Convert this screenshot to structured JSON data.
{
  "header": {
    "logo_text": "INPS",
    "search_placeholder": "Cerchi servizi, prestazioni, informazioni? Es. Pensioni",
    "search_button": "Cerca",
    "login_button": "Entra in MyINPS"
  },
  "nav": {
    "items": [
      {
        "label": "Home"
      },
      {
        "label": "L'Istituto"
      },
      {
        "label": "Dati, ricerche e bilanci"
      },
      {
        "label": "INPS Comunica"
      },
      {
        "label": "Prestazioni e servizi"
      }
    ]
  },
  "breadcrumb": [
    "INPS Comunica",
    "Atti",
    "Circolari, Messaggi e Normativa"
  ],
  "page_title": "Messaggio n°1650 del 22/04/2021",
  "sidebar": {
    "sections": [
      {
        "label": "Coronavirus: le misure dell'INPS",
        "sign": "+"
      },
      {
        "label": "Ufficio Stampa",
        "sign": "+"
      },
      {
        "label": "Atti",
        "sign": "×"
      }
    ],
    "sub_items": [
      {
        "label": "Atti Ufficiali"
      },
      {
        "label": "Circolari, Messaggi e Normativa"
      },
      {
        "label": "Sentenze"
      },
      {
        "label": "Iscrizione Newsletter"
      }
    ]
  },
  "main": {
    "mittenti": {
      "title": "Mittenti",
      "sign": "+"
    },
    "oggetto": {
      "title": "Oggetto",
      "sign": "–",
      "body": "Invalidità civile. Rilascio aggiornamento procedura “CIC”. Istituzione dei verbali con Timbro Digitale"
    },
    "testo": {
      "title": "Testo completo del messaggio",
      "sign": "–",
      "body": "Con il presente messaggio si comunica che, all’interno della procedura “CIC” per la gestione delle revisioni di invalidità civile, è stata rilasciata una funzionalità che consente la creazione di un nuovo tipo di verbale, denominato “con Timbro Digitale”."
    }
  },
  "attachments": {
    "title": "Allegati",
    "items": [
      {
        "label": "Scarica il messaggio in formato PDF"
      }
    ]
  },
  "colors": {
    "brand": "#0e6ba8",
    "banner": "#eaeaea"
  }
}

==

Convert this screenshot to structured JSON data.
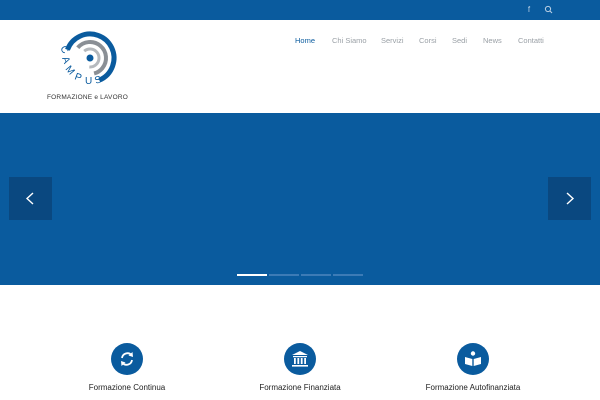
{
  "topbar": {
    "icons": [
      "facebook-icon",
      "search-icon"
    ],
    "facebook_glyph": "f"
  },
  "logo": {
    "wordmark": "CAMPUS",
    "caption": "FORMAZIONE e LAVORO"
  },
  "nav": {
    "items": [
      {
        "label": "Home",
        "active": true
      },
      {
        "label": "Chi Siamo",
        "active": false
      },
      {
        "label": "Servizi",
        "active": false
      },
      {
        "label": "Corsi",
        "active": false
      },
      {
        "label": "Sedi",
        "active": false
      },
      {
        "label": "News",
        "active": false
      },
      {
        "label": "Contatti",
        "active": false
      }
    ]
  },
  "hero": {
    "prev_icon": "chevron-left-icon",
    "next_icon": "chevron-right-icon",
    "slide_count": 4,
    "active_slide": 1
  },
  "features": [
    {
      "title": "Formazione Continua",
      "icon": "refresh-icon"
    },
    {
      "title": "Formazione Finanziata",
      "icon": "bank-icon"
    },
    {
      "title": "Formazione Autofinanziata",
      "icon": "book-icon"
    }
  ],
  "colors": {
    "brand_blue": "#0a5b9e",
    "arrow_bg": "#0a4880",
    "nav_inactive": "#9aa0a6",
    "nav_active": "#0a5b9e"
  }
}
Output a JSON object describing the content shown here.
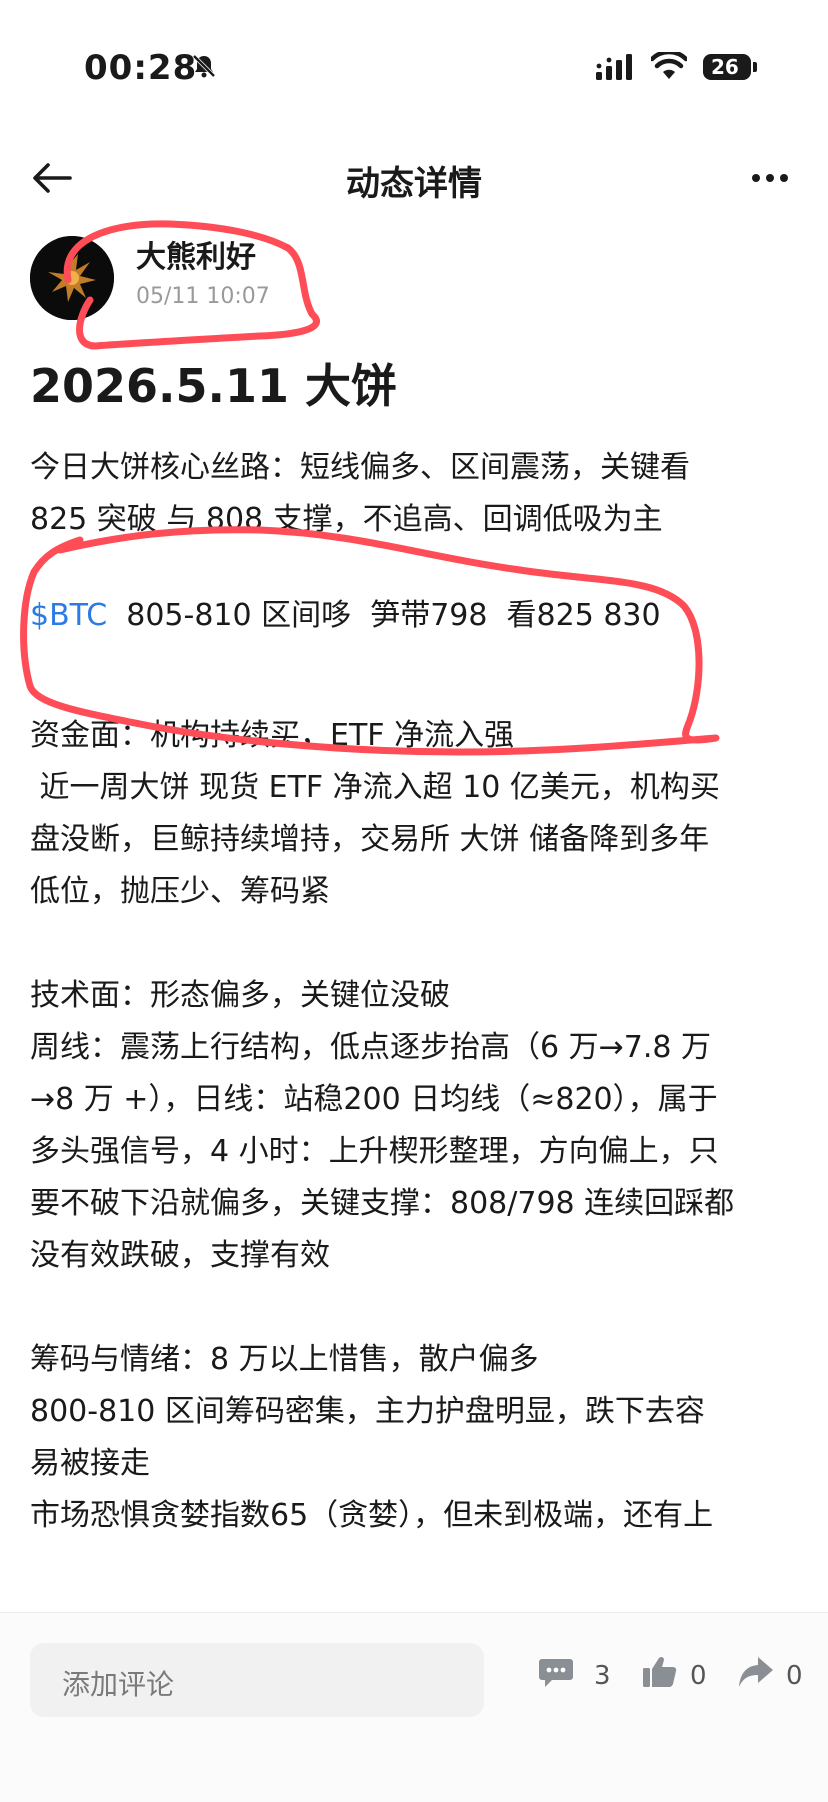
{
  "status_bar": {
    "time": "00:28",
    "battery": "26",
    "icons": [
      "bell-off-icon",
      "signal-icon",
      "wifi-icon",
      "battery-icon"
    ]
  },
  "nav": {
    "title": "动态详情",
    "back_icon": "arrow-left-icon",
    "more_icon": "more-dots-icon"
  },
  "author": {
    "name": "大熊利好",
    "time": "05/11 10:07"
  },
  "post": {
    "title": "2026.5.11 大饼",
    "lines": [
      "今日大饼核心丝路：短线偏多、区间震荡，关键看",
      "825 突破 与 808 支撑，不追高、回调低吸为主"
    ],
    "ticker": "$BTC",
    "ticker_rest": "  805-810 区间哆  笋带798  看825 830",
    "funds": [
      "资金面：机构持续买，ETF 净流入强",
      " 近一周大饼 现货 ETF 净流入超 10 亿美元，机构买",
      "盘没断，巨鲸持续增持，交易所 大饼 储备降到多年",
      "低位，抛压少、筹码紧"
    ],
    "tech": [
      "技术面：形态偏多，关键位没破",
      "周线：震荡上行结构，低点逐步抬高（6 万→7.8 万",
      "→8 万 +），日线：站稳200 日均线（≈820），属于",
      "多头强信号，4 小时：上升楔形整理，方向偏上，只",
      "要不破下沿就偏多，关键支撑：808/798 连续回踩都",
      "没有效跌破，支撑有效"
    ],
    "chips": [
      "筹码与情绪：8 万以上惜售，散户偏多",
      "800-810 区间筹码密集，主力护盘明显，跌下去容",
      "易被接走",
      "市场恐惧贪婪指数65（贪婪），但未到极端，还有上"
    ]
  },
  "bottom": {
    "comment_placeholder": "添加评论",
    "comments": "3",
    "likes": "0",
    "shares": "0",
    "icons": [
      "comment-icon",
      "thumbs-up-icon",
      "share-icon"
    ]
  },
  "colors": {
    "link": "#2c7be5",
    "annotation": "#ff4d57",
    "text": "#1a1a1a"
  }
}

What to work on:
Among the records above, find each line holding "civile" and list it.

Response box:
      "body": "Invalidità civile. Rilascio aggiornamento procedura “CIC”. Istituzione dei verbali con Timbro Digitale"
      "body": "Con il presente messaggio si comunica che, all’interno della procedura “CIC” per la gestione delle revisioni di invalidità civile, è stata rilasciata una funzionalità che consente la creazione di un nuovo tipo di verbale, denominato “con Timbro Digitale”."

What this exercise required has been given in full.